CIA’s Covert Wars & U.S. Foreign Policy
Designed for undergraduates and graduate students with some background in U.S. diplomatic history or international relations, the course will probe the dynamics of CIA covert wars through case histories over the past 75 years. By focusing on world regions such as Europe, Latin America, Central Asia, and Southeast Asia, the seminar will explore the central role these covert wars played in international history during the Cold War and its aftermath. These clandestine interventions often succeeded brilliantly from a U.S. perspective. But they sometimes left behind ruined battlegrounds and ravaged societies that became veritable black holes of international instability.
After several sessions reviewing the origins of the CIA and its distinctive patterns of clandestine warfare, the seminar will apply a case-study approach to covert wars in Asia, Africa, Europe, and Latin America including, the anti-Mossadeq coup in Iran, overthrow of Sukarno in Indonesia, Lumumba’s murder in the Congo, and the recent covert war in Afghanistan. Reflecting the significance of Southeast Asia to CIA operations, the seminar will devote four sessions to this region, including anti-Sukarno operations in Indonesia, pacification of communist insurgency in the Philippines, counter-guerilla operations in South Vietnam, and the secret war in Laos, arguing that the latter two operations are central to understanding contemporary conflicts in Afghanistan, Syria, and Iraq.
Through the sum of such content, students should finish the seminar with knowledge about a key facet of U.S. foreign policy and a lifelong capacity to analyze future international developments.
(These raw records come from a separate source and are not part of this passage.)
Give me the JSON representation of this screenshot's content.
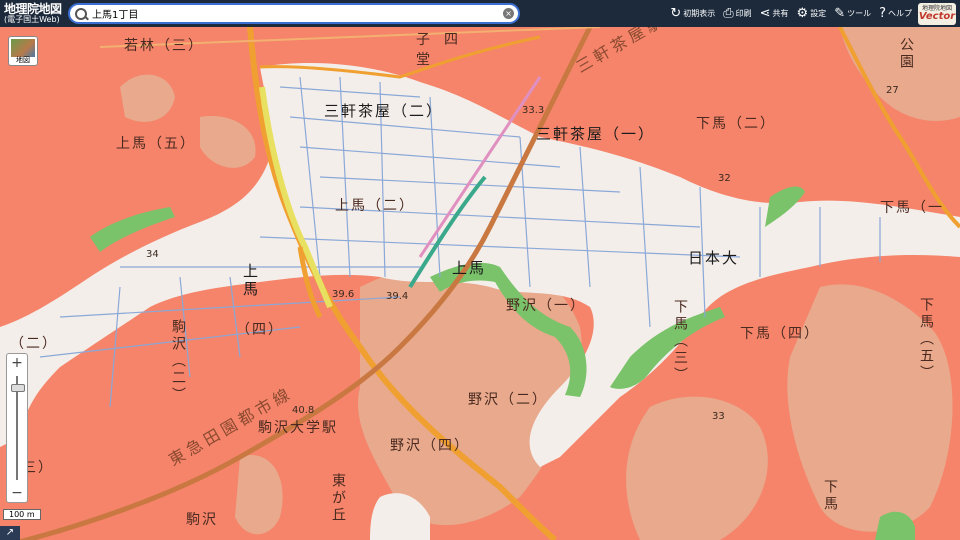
{
  "header": {
    "brand_title": "地理院地図",
    "brand_subtitle": "(電子国土Web)",
    "search_value": "上馬1丁目",
    "clear_icon": "clear-icon",
    "tools": [
      {
        "label": "初期表示",
        "icon": "↻"
      },
      {
        "label": "印刷",
        "icon": "⎙"
      },
      {
        "label": "共有",
        "icon": "⋖"
      },
      {
        "label": "設定",
        "icon": "⚙"
      },
      {
        "label": "ツール",
        "icon": "✎"
      },
      {
        "label": "ヘルプ",
        "icon": "?"
      }
    ],
    "vector_brand_top": "地理院地図",
    "vector_brand_bottom": "Vector"
  },
  "map": {
    "basemap_button_label": "地図",
    "scale_label": "100 m",
    "zoom_in": "+",
    "zoom_out": "−",
    "corner_icon": "↗",
    "labels": {
      "sangenjaya_2": "三軒茶屋（二）",
      "sangenjaya_1": "三軒茶屋（一）",
      "sangenjaya_station": "三軒茶屋駅",
      "wakabayashi_3": "若林（三）",
      "kamiuma_5": "上馬（五）",
      "kamiuma_2": "上馬（二）",
      "kamiuma_small": "上馬",
      "kamiuma_v": "上馬",
      "kamiuma_4": "（四）",
      "shimouma_2": "下馬（二）",
      "shimouma_1": "下馬（一",
      "shimouma_4": "下馬（四）",
      "shimouma_3_v": "下馬（三）",
      "shimouma_5_v": "下馬（五）",
      "shimouma_bottom": "下馬",
      "nihondai": "日本大",
      "nozawa_1": "野沢（一）",
      "nozawa_2": "野沢（二）",
      "nozawa_4": "野沢（四）",
      "komazawa_v": "駒沢（二）",
      "komazawa_3": "（三）",
      "komazawa_bottom": "駒沢",
      "komazawa_paren2": "（二）",
      "komazawa_univ_station": "駒沢大学駅",
      "toyoko_line": "東急田園都市線",
      "higashigaoka": "東が丘",
      "park": "公園",
      "park_top": "子",
      "park_do": "堂",
      "park_shi": "四"
    },
    "elevations": {
      "e1": "33.3",
      "e2": "32",
      "e3": "34",
      "e4": "39.6",
      "e5": "39.4",
      "e6": "40.8",
      "e7": "33",
      "e8": "27"
    }
  }
}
Beyond such data, the course will give students sharpened analytical abilities, refined research tactics, improved oral presentations, and better writing skills.
T 11:00AM – 12:55PM | 5257 Mosse Humanities | Instructor: Alfred McCoy